In the long ago research for my book NEXUS, I first came across anecdotal remarks, made during the Church Committee inquiry into CIA and assassination, that during the Eisenhower era assassination was actually such a standard practice that there was a structured process for projects intended to neutralize or eliminate political targets – organized to the extent that there was a “Health Alteration Committee”.
Actually, in spite of what you might read in the popular media, there is no indication that such a committee ever existed. It’s not that the CIA didn’t frequently pursue assassination, it was just never that well organized, or managed. That has become more clear as new research has revealed more detailed about specific assassination efforts of the 1950’s and early 1960s.
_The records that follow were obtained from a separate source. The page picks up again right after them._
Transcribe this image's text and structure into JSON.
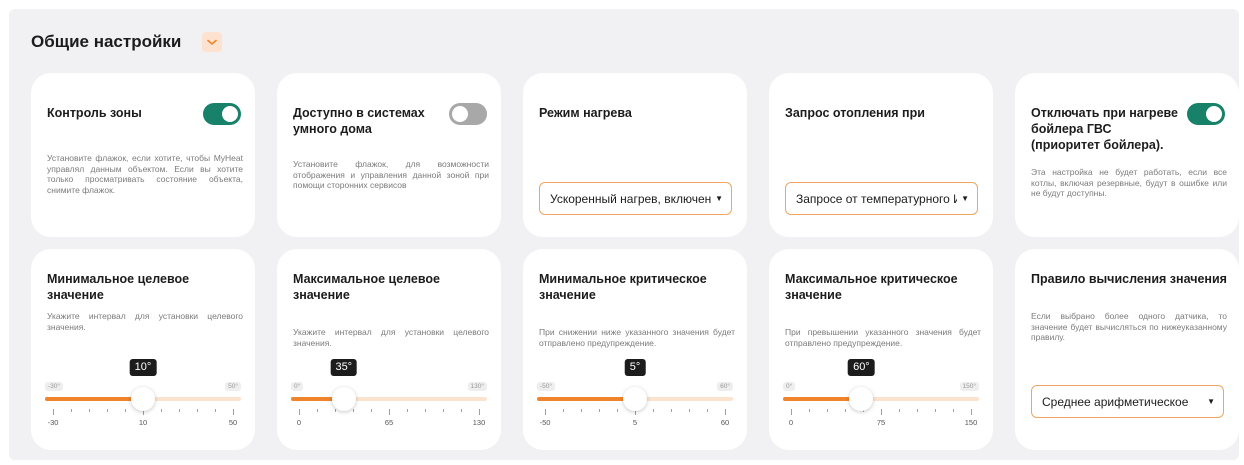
{
  "header": {
    "title": "Общие настройки",
    "collapse_icon": "chevron-down-icon"
  },
  "colors": {
    "accent": "#f0842a",
    "toggle_on": "#188169",
    "toggle_off": "#a8a8a8",
    "select_border": "#f0a560"
  },
  "cards": {
    "zone_control": {
      "title": "Контроль зоны",
      "toggle_on": true,
      "desc": "Установите флажок, если хотите, чтобы MyHeat управлял данным объектом. Если вы хотите только просматривать состояние объекта, снимите флажок."
    },
    "smart_home": {
      "title": "Доступно в системах умного дома",
      "toggle_on": false,
      "desc": "Установите флажок, для возможности отображения и управления данной зоной при помощи сторонних сервисов"
    },
    "heating_mode": {
      "title": "Режим нагрева",
      "selected": "Ускоренный нагрев, включени"
    },
    "heating_request": {
      "title": "Запрос отопления при",
      "selected": "Запросе от температурного И/"
    },
    "dhw_priority": {
      "title": "Отключать при нагреве бойлера ГВС (приоритет бойлера).",
      "toggle_on": true,
      "desc": "Эта настройка не будет работать, если все котлы, включая резервные, будут в ошибке или не будут доступны."
    },
    "min_target": {
      "title": "Минимальное целевое значение",
      "desc": "Укажите интервал для установки целевого значения.",
      "value": 10,
      "value_label": "10°",
      "min": -30,
      "max": 50,
      "min_label": "-30°",
      "max_label": "50°",
      "tick_labels": [
        "-30",
        "10",
        "50"
      ]
    },
    "max_target": {
      "title": "Максимальное целевое значение",
      "desc": "Укажите интервал для установки целевого значения.",
      "value": 35,
      "value_label": "35°",
      "min": 0,
      "max": 130,
      "min_label": "0°",
      "max_label": "130°",
      "tick_labels": [
        "0",
        "65",
        "130"
      ]
    },
    "min_critical": {
      "title": "Минимальное критическое значение",
      "desc": "При снижении ниже указанного значения будет отправлено предупреждение.",
      "value": 5,
      "value_label": "5°",
      "min": -50,
      "max": 60,
      "min_label": "-50°",
      "max_label": "60°",
      "tick_labels": [
        "-50",
        "5",
        "60"
      ]
    },
    "max_critical": {
      "title": "Максимальное критическое значение",
      "desc": "При превышении указанного значения будет отправлено предупреждение.",
      "value": 60,
      "value_label": "60°",
      "min": 0,
      "max": 150,
      "min_label": "0°",
      "max_label": "150°",
      "tick_labels": [
        "0",
        "75",
        "150"
      ]
    },
    "calc_rule": {
      "title": "Правило вычисления значения",
      "desc": "Если выбрано более одного датчика, то значение будет вычисляться по нижеуказанному правилу.",
      "selected": "Среднее арифметическое"
    }
  }
}
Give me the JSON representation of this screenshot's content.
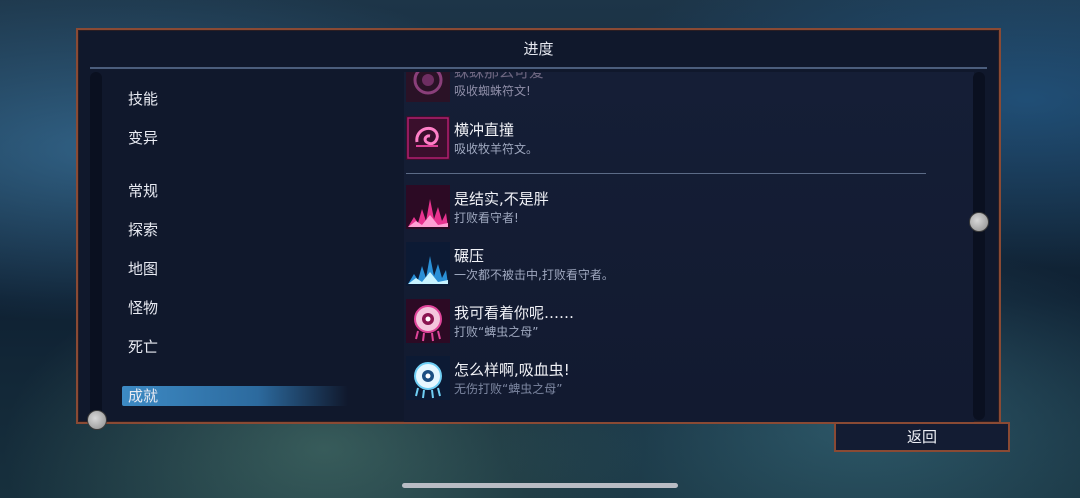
{
  "dialog": {
    "title": "进度"
  },
  "categories": [
    {
      "label": "技能"
    },
    {
      "label": "变异"
    },
    {
      "label": "常规"
    },
    {
      "label": "探索"
    },
    {
      "label": "地图"
    },
    {
      "label": "怪物"
    },
    {
      "label": "死亡"
    },
    {
      "label": "成就",
      "selected": true
    }
  ],
  "achievements": [
    {
      "name": "蛛蛛那么可爱",
      "desc": "吸收蜘蛛符文!",
      "icon": "spider-rune-icon",
      "partially_visible": true
    },
    {
      "name": "横冲直撞",
      "desc": "吸收牧羊符文。",
      "icon": "ram-rune-icon"
    },
    {
      "name": "是结实,不是胖",
      "desc": "打败看守者!",
      "icon": "watcher-pink-icon"
    },
    {
      "name": "碾压",
      "desc": "一次都不被击中,打败看守者。",
      "icon": "watcher-blue-icon"
    },
    {
      "name": "我可看着你呢……",
      "desc": "打败“蜱虫之母”",
      "icon": "tick-mother-pink-icon"
    },
    {
      "name": "怎么样啊,吸血虫!",
      "desc": "无伤打败“蜱虫之母”",
      "icon": "tick-mother-blue-icon"
    }
  ],
  "footer": {
    "back_label": "返回"
  },
  "colors": {
    "panel_border": "#8a4a34",
    "selected_item": "#3d8ac4",
    "panel_bg": "#10182c"
  }
}
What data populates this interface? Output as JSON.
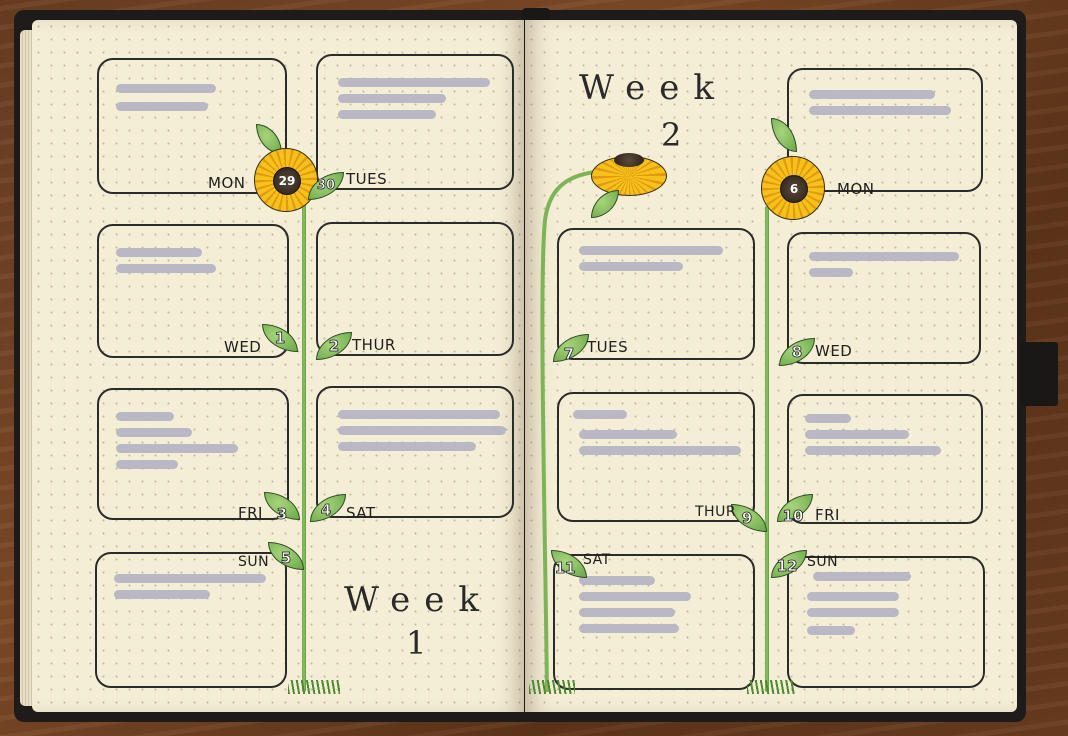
{
  "journal": {
    "left_page": {
      "week_title": "Week",
      "week_number": "1",
      "days": [
        {
          "day": "MON",
          "date": "29"
        },
        {
          "day": "TUES",
          "date": "30"
        },
        {
          "day": "WED",
          "date": "1"
        },
        {
          "day": "THUR",
          "date": "2"
        },
        {
          "day": "FRI",
          "date": "3"
        },
        {
          "day": "SAT",
          "date": "4"
        },
        {
          "day": "SUN",
          "date": "5"
        }
      ]
    },
    "right_page": {
      "week_title": "Week",
      "week_number": "2",
      "days": [
        {
          "day": "MON",
          "date": "6"
        },
        {
          "day": "TUES",
          "date": "7"
        },
        {
          "day": "WED",
          "date": "8"
        },
        {
          "day": "THUR",
          "date": "9"
        },
        {
          "day": "FRI",
          "date": "10"
        },
        {
          "day": "SAT",
          "date": "11"
        },
        {
          "day": "SUN",
          "date": "12"
        }
      ]
    }
  },
  "colors": {
    "paper": "#f4eed6",
    "ink": "#2b2b2b",
    "petal": "#f4c21a",
    "leaf": "#8fc26a",
    "redaction": "#b6b4c4",
    "cover": "#1e1b1a",
    "wood": "#6b3f22"
  }
}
I’ve been doing a bit more research into CIA assassinations as it relates to multiple CIA attempts against Fidel Castro during the first Cuba Project – efforts which were so poorly managed that the individuals in charge (Richard Bissell and Tracy Barnes) appear to have thought they were going to be successful right up to the time of the actual amphibious landings in Cuba. John Newman is also publishing new work on Cuba, as well as producing extreme detail about the CIA’s assassination efforts against Patrice Lumumba in the Congo.
It was John’s recent work that led me to realize how deeply Richard Bissell was involved in a whole series of assassination efforts during 1960 and 1961. I’ve wondered why he appears to have done such a poor job with the Cuba Project, but one of the factors was that he was also juggling two different (highly challenging) assassination projects, both using resources which were new to the CIA. It’s not that the CIA had not worked assassinations before, but they normally took advantage of indigenous regime opponents, simply enabling them with poison or weapons.
Going after Castro was tough enough, Bissell actually had to read several people into the effort just to get money out of the Cuba Project budget, under operational control of Jake Esterline. And the sniper attack plans against Castro aborted simply because the CIA had such poor maritime resources for the project that the privately owned boat being used to infiltrate the shooter suffered engine problems and was taken out of action.
In the Congo, Bissell ended up going to Staff D to look for foreign assets and both the officers he approached turned him down, saying assassination was not part of their job. He ended up almost entirely relying on the Congo Chief of Station, who was less than enthusiastic about the plan to poison Lumumba using CIA assets sent in from Europe. He was much more inclined towards the traditional approach of encouraging local surrogates to kill Lumumba themselves, which in the end was what actually happened.
All of which tends to explain something some of us have wondered about for some time – why William Harvey was called in and asked to create a new Executive Action program for international political assassinations. And why it was put under Staff D. The basic answer is that up to that point it time CIA assassination efforts had been individually crafted, largely personalized under the direction of Richard Bissell and Tracy Barnes. Harvey was ordered to create something which would be much more professional, more structured, more covert, and with global reach. As we know from his own notes, he was not all that excited about the concept even though he did pursue it as directed. Of course in the end he did no better against Fidel Castro than Bissell had done – even as a committee of only one.